RECORD EXTRACTS section start

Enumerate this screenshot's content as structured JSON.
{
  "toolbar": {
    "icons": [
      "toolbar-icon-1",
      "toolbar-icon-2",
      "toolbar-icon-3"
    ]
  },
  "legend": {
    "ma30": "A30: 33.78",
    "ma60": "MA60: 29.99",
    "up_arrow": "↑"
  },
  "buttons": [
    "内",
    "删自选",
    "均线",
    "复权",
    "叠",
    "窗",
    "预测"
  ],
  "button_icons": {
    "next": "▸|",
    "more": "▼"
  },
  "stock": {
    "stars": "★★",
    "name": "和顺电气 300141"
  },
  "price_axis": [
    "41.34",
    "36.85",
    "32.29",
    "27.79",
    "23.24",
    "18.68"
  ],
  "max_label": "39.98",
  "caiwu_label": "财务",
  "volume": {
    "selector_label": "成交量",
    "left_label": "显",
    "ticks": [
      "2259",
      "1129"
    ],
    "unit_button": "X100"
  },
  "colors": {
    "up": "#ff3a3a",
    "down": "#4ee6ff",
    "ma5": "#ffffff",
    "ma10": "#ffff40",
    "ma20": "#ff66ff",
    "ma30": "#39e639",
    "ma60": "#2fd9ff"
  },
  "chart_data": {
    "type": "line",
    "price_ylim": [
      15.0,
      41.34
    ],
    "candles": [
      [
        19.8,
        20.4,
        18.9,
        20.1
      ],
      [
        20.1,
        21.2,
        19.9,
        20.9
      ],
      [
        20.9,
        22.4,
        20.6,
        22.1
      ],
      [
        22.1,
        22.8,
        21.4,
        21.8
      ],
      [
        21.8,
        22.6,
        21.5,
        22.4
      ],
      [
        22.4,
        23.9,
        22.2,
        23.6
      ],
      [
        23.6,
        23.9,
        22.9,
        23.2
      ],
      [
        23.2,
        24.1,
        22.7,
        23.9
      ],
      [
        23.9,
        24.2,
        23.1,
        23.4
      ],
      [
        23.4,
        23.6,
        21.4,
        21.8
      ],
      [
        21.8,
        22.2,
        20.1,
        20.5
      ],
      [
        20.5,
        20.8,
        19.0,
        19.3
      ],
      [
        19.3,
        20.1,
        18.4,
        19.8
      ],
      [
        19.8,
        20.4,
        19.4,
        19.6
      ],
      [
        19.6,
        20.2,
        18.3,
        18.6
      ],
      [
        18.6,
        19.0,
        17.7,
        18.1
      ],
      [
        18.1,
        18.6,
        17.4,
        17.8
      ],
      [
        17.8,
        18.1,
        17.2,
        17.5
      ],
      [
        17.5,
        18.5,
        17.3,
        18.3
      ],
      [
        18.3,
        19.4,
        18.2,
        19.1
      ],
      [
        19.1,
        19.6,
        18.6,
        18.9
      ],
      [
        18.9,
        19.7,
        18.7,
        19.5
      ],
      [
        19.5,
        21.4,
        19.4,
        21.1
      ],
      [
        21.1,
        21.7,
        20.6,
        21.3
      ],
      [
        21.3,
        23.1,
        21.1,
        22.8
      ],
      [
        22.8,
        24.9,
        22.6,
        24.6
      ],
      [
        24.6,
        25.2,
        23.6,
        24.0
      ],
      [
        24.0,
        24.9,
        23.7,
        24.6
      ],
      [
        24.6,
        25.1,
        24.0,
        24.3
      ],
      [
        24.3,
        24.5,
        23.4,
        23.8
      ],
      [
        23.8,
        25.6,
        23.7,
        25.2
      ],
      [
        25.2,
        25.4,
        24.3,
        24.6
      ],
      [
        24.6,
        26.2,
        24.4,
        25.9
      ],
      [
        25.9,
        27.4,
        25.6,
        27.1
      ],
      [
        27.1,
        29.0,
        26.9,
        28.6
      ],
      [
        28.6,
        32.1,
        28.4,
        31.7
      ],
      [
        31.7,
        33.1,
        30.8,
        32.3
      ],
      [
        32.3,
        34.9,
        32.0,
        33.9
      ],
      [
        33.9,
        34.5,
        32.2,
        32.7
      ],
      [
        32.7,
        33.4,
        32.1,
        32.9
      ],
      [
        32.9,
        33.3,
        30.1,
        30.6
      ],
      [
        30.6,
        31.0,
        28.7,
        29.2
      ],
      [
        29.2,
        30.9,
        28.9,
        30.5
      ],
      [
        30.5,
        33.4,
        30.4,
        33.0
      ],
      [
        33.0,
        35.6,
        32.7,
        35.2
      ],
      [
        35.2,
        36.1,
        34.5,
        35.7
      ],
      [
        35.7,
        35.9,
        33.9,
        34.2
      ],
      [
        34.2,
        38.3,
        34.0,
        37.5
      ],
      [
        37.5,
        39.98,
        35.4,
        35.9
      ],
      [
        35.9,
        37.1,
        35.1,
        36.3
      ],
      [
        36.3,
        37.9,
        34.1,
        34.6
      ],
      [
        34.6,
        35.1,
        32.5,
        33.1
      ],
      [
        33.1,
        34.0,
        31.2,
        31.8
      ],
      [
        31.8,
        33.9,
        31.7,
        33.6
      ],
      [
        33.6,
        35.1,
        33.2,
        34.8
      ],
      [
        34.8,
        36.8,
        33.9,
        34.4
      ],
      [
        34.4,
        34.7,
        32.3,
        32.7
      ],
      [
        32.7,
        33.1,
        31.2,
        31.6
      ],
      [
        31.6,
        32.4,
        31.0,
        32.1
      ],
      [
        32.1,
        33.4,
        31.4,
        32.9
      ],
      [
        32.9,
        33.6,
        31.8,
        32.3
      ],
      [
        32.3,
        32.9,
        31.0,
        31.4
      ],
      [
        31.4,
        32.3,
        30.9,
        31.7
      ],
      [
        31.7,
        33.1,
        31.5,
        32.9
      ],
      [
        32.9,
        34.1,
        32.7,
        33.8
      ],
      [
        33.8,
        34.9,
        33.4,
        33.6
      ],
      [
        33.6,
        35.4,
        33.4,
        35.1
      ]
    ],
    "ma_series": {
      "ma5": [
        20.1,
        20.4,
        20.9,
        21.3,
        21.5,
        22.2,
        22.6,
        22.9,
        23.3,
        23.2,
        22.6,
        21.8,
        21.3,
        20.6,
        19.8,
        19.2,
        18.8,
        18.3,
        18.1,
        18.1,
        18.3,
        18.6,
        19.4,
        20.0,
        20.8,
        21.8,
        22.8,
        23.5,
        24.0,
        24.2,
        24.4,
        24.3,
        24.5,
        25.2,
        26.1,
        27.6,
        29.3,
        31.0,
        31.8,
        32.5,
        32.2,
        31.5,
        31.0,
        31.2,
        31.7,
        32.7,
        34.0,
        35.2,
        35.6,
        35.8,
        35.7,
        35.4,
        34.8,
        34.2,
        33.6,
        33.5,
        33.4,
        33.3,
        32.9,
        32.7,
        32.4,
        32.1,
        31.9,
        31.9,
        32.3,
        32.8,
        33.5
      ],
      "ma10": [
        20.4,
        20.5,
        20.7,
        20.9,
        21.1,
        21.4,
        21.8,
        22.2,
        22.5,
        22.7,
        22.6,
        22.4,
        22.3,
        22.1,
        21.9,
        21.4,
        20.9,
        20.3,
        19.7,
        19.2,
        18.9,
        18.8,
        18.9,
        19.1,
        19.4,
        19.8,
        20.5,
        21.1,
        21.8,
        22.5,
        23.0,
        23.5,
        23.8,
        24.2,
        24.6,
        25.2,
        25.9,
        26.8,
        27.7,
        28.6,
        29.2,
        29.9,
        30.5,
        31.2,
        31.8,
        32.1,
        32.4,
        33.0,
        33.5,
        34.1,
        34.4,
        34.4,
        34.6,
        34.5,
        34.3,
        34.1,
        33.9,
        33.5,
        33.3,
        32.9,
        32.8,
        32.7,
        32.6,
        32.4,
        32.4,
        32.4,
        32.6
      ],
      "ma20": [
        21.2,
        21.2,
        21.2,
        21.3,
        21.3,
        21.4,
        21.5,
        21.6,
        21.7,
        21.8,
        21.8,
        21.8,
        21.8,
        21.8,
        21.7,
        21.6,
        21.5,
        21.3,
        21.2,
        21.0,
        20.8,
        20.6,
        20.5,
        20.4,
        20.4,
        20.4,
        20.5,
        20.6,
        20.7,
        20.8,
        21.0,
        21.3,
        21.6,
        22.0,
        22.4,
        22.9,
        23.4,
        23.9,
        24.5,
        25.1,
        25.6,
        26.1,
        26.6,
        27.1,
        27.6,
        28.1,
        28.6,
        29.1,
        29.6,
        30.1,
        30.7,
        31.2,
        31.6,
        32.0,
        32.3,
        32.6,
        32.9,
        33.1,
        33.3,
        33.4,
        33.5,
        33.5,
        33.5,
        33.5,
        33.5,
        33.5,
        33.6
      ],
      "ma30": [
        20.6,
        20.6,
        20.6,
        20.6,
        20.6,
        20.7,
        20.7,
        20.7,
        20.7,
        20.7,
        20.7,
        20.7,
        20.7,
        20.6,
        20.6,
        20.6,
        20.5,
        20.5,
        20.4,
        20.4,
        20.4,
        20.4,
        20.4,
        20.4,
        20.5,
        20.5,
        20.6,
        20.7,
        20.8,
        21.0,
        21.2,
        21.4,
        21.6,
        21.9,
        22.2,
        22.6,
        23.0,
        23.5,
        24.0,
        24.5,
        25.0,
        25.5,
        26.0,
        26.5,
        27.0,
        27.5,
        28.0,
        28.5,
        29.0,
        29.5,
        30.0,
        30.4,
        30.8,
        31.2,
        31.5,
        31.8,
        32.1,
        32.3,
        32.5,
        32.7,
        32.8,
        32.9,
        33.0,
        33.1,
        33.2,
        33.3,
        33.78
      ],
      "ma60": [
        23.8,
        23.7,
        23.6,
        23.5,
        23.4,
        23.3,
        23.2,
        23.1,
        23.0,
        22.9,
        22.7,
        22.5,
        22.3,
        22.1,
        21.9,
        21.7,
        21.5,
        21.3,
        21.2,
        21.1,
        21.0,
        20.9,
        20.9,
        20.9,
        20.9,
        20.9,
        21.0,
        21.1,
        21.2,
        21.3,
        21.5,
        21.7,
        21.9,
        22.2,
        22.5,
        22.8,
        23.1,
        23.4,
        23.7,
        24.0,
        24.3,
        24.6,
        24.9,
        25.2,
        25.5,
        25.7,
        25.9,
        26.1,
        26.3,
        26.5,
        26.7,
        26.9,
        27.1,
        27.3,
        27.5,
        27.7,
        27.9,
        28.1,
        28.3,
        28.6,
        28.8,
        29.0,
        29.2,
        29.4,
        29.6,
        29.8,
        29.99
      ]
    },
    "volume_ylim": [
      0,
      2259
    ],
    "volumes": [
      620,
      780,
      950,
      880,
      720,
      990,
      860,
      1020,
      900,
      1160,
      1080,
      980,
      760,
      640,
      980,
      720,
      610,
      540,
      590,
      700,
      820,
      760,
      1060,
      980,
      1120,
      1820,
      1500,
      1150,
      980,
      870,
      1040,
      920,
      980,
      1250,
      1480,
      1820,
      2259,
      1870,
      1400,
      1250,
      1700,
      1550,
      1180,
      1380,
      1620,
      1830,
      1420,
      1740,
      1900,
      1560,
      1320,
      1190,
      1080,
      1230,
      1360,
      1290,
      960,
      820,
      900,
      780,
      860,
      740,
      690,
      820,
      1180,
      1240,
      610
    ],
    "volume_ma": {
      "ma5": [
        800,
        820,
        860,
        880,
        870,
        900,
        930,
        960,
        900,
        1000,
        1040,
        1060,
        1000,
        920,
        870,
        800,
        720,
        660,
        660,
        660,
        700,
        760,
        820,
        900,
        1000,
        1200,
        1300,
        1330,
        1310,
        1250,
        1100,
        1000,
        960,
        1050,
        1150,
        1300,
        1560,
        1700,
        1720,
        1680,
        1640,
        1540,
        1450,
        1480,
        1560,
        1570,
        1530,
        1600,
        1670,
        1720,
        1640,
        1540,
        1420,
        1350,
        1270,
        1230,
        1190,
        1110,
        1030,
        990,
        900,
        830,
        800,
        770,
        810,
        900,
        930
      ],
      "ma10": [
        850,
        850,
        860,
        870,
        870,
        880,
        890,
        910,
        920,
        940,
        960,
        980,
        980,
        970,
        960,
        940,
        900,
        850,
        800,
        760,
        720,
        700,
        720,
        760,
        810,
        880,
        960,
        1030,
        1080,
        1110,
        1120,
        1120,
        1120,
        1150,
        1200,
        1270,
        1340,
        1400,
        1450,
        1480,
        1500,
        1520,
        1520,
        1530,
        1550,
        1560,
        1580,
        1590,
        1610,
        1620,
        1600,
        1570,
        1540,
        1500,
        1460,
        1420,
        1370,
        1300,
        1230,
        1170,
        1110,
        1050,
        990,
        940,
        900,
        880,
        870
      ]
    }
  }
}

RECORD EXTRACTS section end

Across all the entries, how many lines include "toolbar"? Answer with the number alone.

4